Shiga toxin is a protein produced by certain strains of Shigella and E. coli bacteria. Infections by bacterial strains that carry Shiga toxin can lead to dangerous complications, including severe bloody diarrhea, kidney failure, and even death. New research suggests that manganese, a metal and an essential nutrient, may prevent those outcomes.
Ordinarily, dangerous proteins taken up by the cell are routed via a cellular compartment called the endosome to the lysosome, where they're destroyed.
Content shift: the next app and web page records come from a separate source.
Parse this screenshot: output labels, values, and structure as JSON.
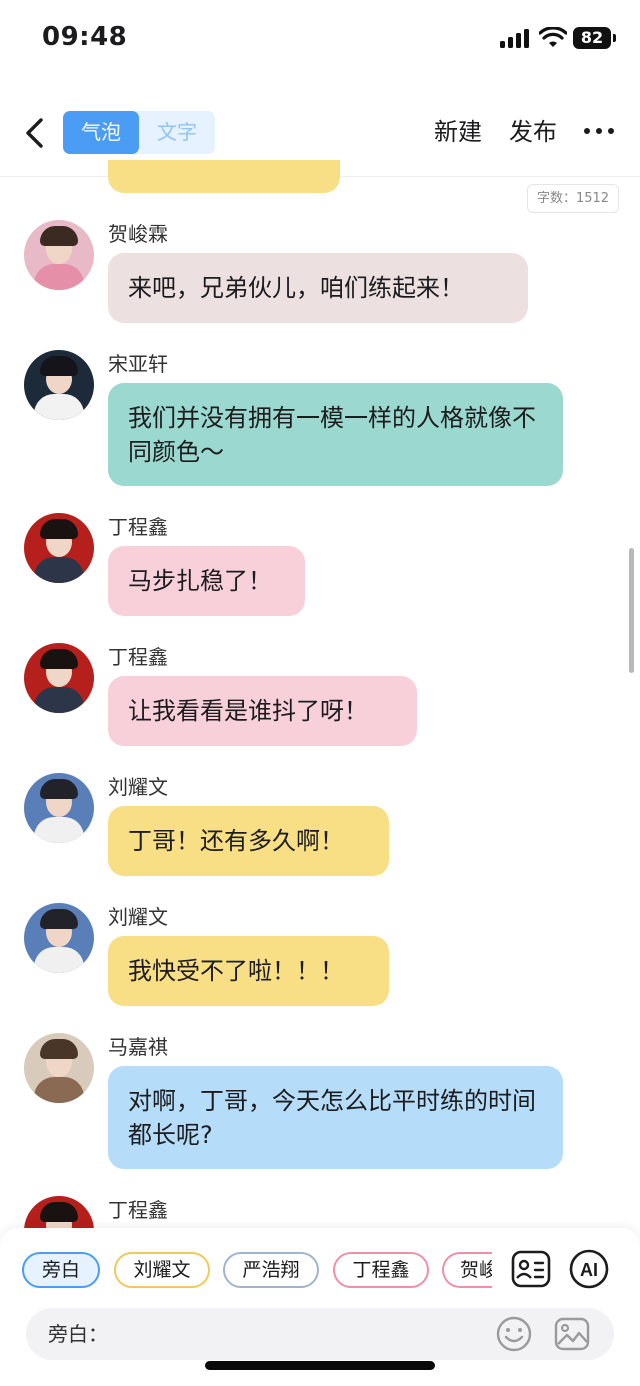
{
  "status_bar": {
    "time": "09:48",
    "battery": "82"
  },
  "nav": {
    "seg_bubble": "气泡",
    "seg_text": "文字",
    "new_label": "新建",
    "publish_label": "发布"
  },
  "word_count": "字数：1512",
  "messages": [
    {
      "name": "贺峻霖",
      "text": "来吧，兄弟伙儿，咱们练起来！",
      "color": "#ede0e0"
    },
    {
      "name": "宋亚轩",
      "text": "我们并没有拥有一模一样的人格就像不同颜色～",
      "color": "#9bd8cf"
    },
    {
      "name": "丁程鑫",
      "text": "马步扎稳了！",
      "color": "#f8d0da"
    },
    {
      "name": "丁程鑫",
      "text": "让我看看是谁抖了呀！",
      "color": "#f8d0da"
    },
    {
      "name": "刘耀文",
      "text": "丁哥！还有多久啊！",
      "color": "#f8df85"
    },
    {
      "name": "刘耀文",
      "text": "我快受不了啦！！！",
      "color": "#f8df85"
    },
    {
      "name": "马嘉祺",
      "text": "对啊，丁哥，今天怎么比平时练的时间都长呢?",
      "color": "#b5dcf8"
    },
    {
      "name": "丁程鑫",
      "text": "",
      "color": "#f8d0da"
    }
  ],
  "characters": [
    {
      "label": "旁白",
      "selected": true
    },
    {
      "label": "刘耀文",
      "color": "#f1c95a"
    },
    {
      "label": "严浩翔",
      "color": "#a0b4d0"
    },
    {
      "label": "丁程鑫",
      "color": "#ef8fa8"
    },
    {
      "label": "贺峻霖",
      "color": "#ef8fa8"
    }
  ],
  "input": {
    "label": "旁白："
  },
  "icons": {
    "back": "chevron-left-icon",
    "more": "more-dots-icon",
    "roster": "character-card-icon",
    "ai": "ai-icon",
    "emoji": "smiley-icon",
    "image": "image-icon"
  },
  "colors": {
    "accent": "#4a9cf5"
  }
}
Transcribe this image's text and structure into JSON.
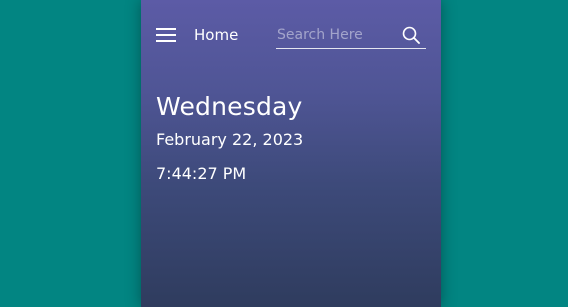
{
  "nav": {
    "home_label": "Home"
  },
  "search": {
    "placeholder": "Search Here",
    "value": ""
  },
  "icons": {
    "menu": "hamburger-menu-icon",
    "search": "search-icon"
  },
  "datetime": {
    "day": "Wednesday",
    "date": "February 22, 2023",
    "time": "7:44:27 PM"
  },
  "colors": {
    "background": "#028582",
    "panel_top": "#5c5ba6",
    "panel_bottom": "#2f3c5e",
    "text": "#ffffff"
  }
}
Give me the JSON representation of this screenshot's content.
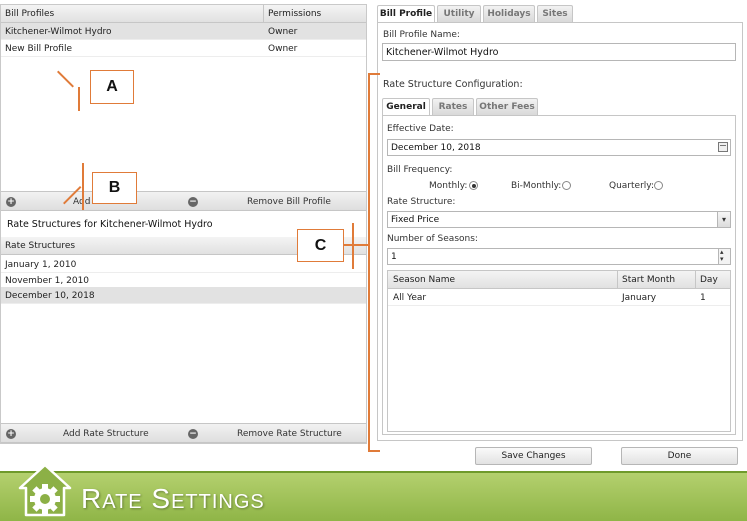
{
  "bill_profiles": {
    "headers": {
      "name": "Bill Profiles",
      "permissions": "Permissions"
    },
    "rows": [
      {
        "name": "Kitchener-Wilmot Hydro",
        "permissions": "Owner"
      },
      {
        "name": "New Bill Profile",
        "permissions": "Owner"
      }
    ],
    "add_label": "Add B",
    "remove_label": "Remove Bill Profile"
  },
  "rate_structures": {
    "section_title": "Rate Structures for Kitchener-Wilmot Hydro",
    "header": "Rate Structures",
    "rows": [
      "January 1, 2010",
      "November 1, 2010",
      "December 10, 2018"
    ],
    "add_label": "Add Rate Structure",
    "remove_label": "Remove Rate Structure"
  },
  "main_tabs": [
    "Bill Profile",
    "Utility",
    "Holidays",
    "Sites"
  ],
  "bill_profile_name": {
    "label": "Bill Profile Name:",
    "value": "Kitchener-Wilmot Hydro"
  },
  "rate_config": {
    "title": "Rate Structure Configuration:",
    "tabs": [
      "General",
      "Rates",
      "Other Fees"
    ],
    "effective_date": {
      "label": "Effective Date:",
      "value": "December 10, 2018"
    },
    "bill_frequency": {
      "label": "Bill Frequency:",
      "options": [
        "Monthly:",
        "Bi-Monthly:",
        "Quarterly:"
      ],
      "selected": "Monthly:"
    },
    "rate_structure": {
      "label": "Rate Structure:",
      "value": "Fixed Price"
    },
    "seasons": {
      "label": "Number of Seasons:",
      "value": "1"
    },
    "season_table": {
      "headers": [
        "Season Name",
        "Start Month",
        "Day"
      ],
      "rows": [
        [
          "All Year",
          "January",
          "1"
        ]
      ]
    }
  },
  "buttons": {
    "save": "Save Changes",
    "done": "Done"
  },
  "callouts": {
    "a": "A",
    "b": "B",
    "c": "C"
  },
  "banner": {
    "title": "Rate Settings"
  },
  "colors": {
    "accent_orange": "#e07b39",
    "banner_green": "#9fc35a"
  }
}
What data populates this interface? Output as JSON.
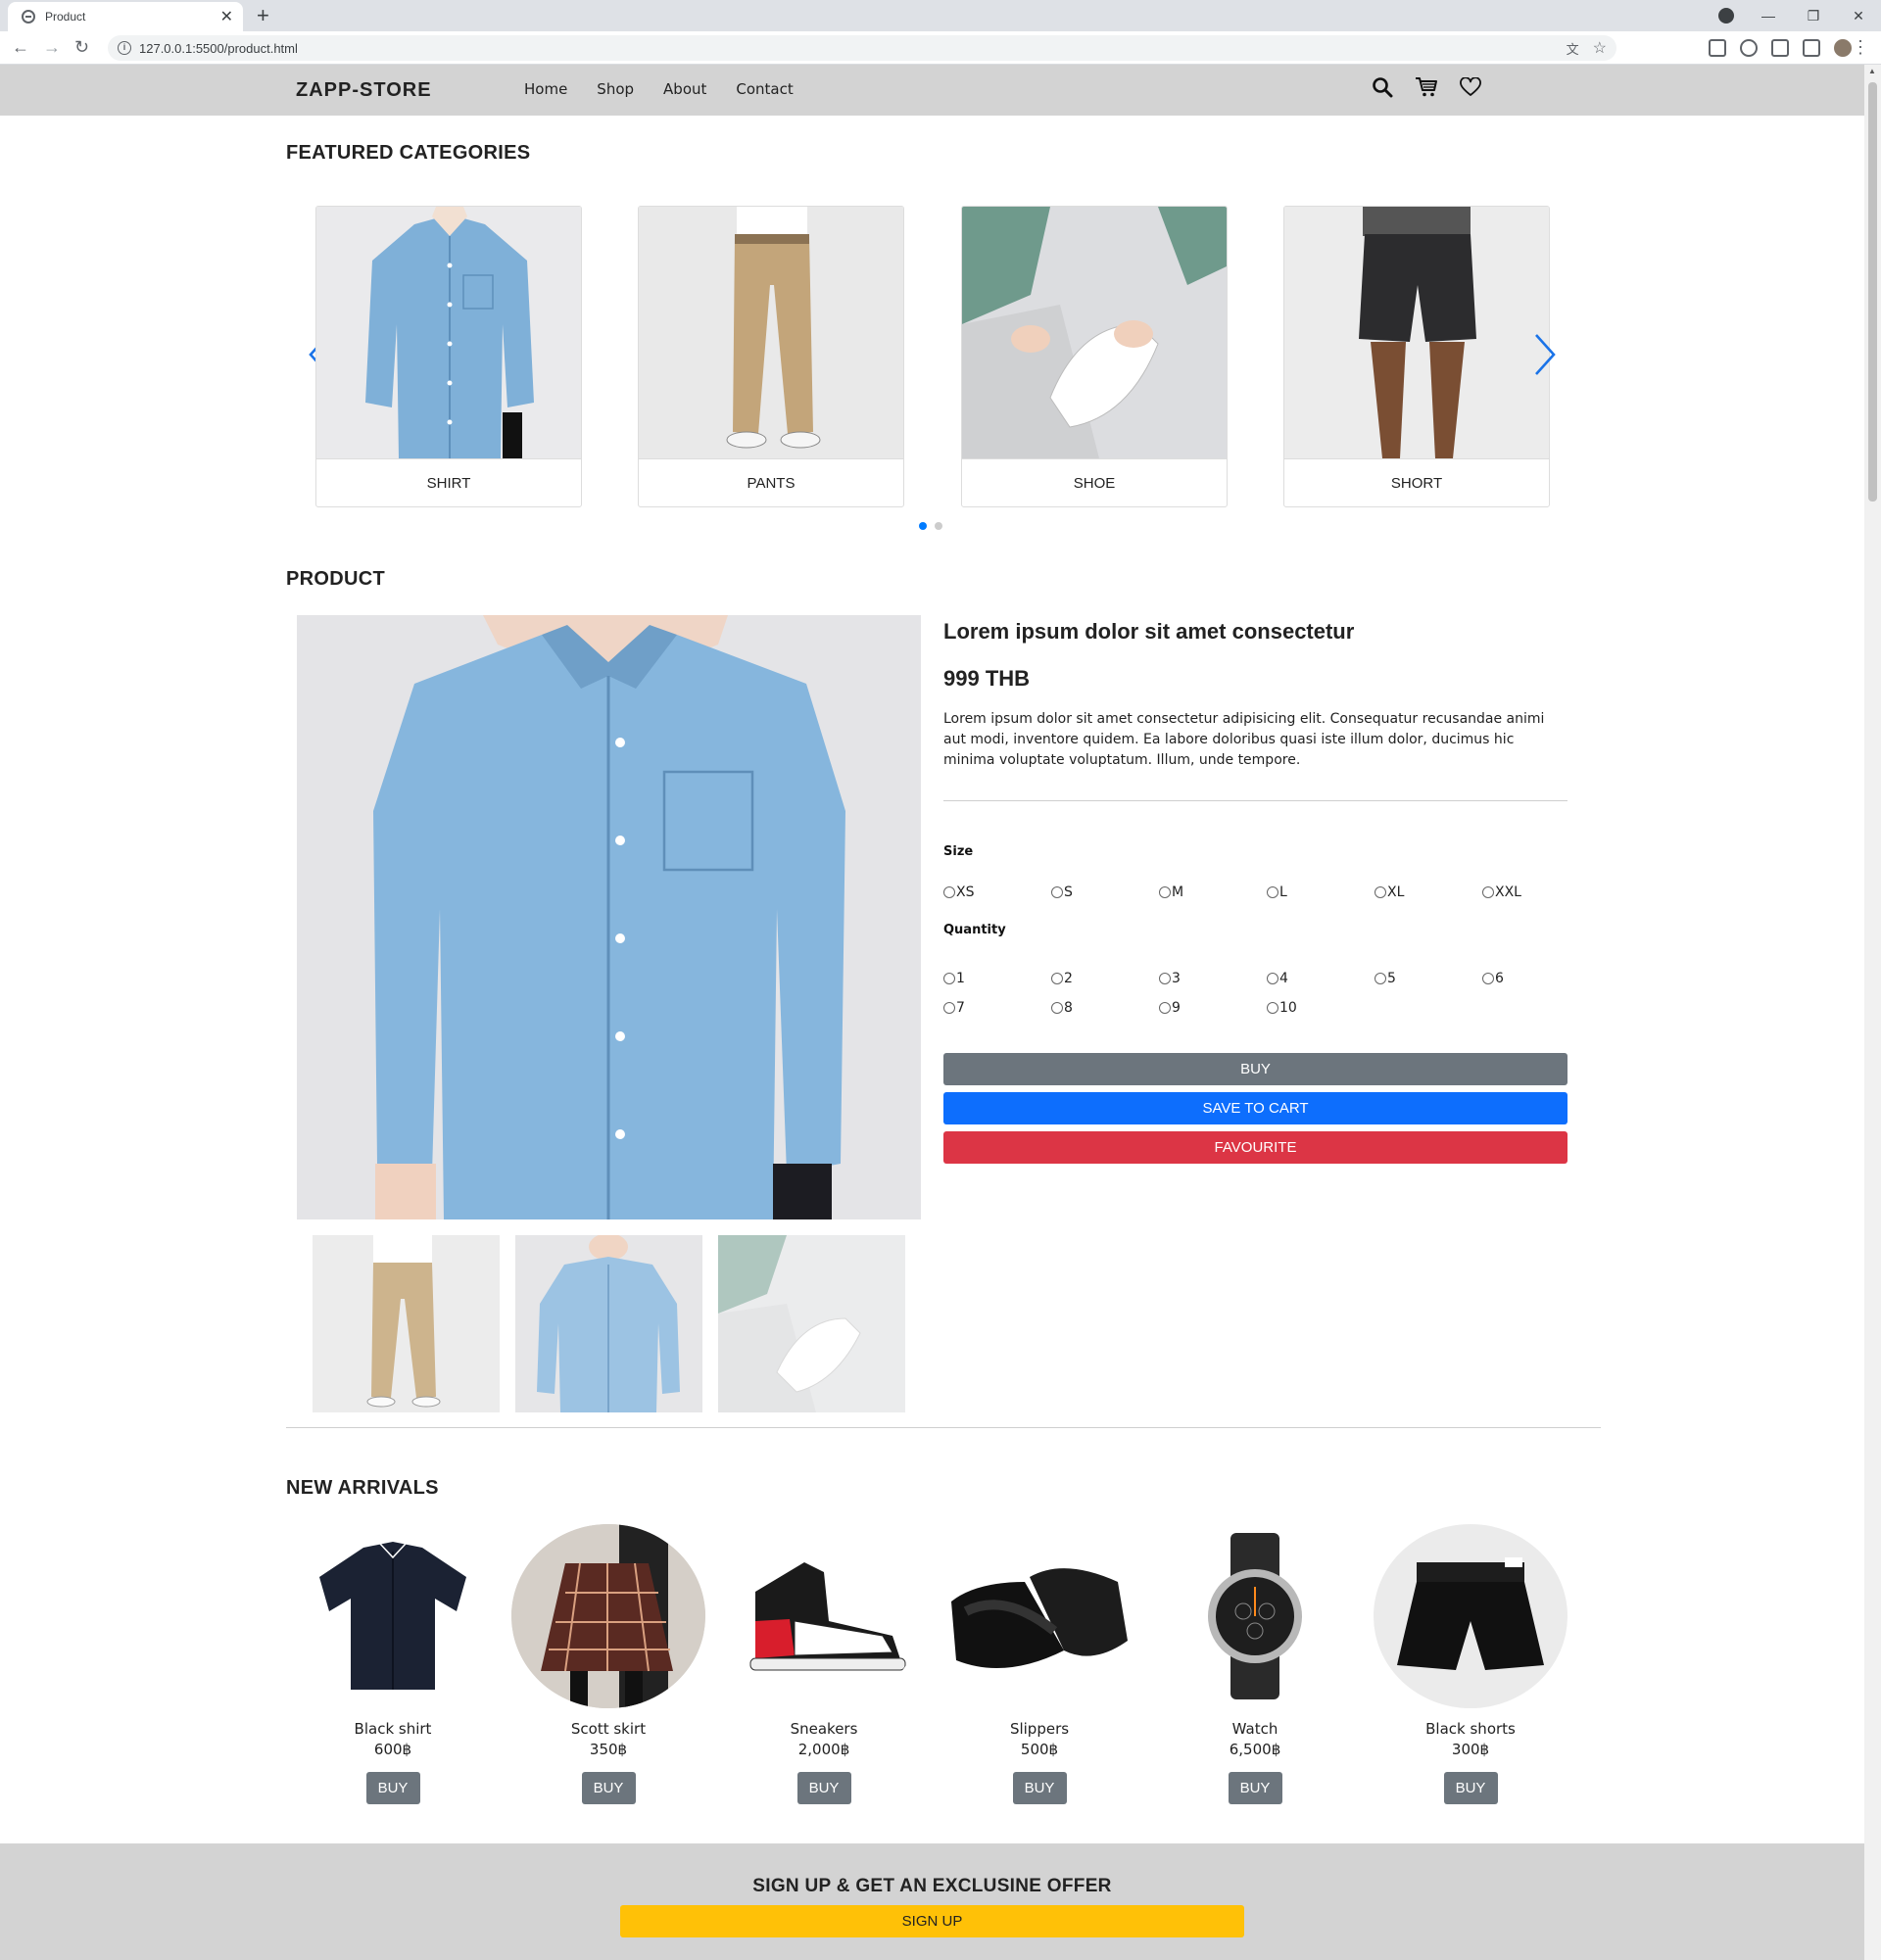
{
  "browser": {
    "tab_title": "Product",
    "url": "127.0.0.1:5500/product.html"
  },
  "navbar": {
    "brand": "ZAPP-STORE",
    "links": [
      "Home",
      "Shop",
      "About",
      "Contact"
    ],
    "icons": [
      "search-icon",
      "cart-icon",
      "heart-icon"
    ]
  },
  "featured": {
    "title": "FEATURED CATEGORIES",
    "categories": [
      "SHIRT",
      "PANTS",
      "SHOE",
      "SHORT"
    ],
    "active_slide": 1,
    "slide_count": 2
  },
  "product": {
    "section_title": "PRODUCT",
    "name": "Lorem ipsum dolor sit amet consectetur",
    "price": "999 THB",
    "description": "Lorem ipsum dolor sit amet consectetur adipisicing elit. Consequatur recusandae animi aut modi, inventore quidem. Ea labore doloribus quasi iste illum dolor, ducimus hic minima voluptate voluptatum. Illum, unde tempore.",
    "size_label": "Size",
    "sizes": [
      "XS",
      "S",
      "M",
      "L",
      "XL",
      "XXL"
    ],
    "quantity_label": "Quantity",
    "quantities": [
      "1",
      "2",
      "3",
      "4",
      "5",
      "6",
      "7",
      "8",
      "9",
      "10"
    ],
    "buy_label": "BUY",
    "cart_label": "SAVE TO CART",
    "favourite_label": "FAVOURITE",
    "colors": {
      "buy": "#6c757d",
      "cart": "#0d6efd",
      "favourite": "#dc3545"
    }
  },
  "arrivals": {
    "title": "NEW ARRIVALS",
    "items": [
      {
        "name": "Black shirt",
        "price": "600฿",
        "buy": "BUY"
      },
      {
        "name": "Scott skirt",
        "price": "350฿",
        "buy": "BUY"
      },
      {
        "name": "Sneakers",
        "price": "2,000฿",
        "buy": "BUY"
      },
      {
        "name": "Slippers",
        "price": "500฿",
        "buy": "BUY"
      },
      {
        "name": "Watch",
        "price": "6,500฿",
        "buy": "BUY"
      },
      {
        "name": "Black shorts",
        "price": "300฿",
        "buy": "BUY"
      }
    ]
  },
  "signup": {
    "title": "SIGN UP & GET AN EXCLUSINE OFFER",
    "button": "SIGN UP",
    "color": "#ffc107"
  }
}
Shiga toxin, however, escapes this path by leaving the endosome, hitchhiking on a cellular protein, and traveling to the endoplasmic reticulum (the cell's protein production machinery, and on to the cell’s watery interior). Once there, the toxin halts protein production and kills the cell.
Pictured here, Shiga toxin (green) is sorted from the endosome into membrane tubules (red), which then pinch off and move to the Golgi apparatus.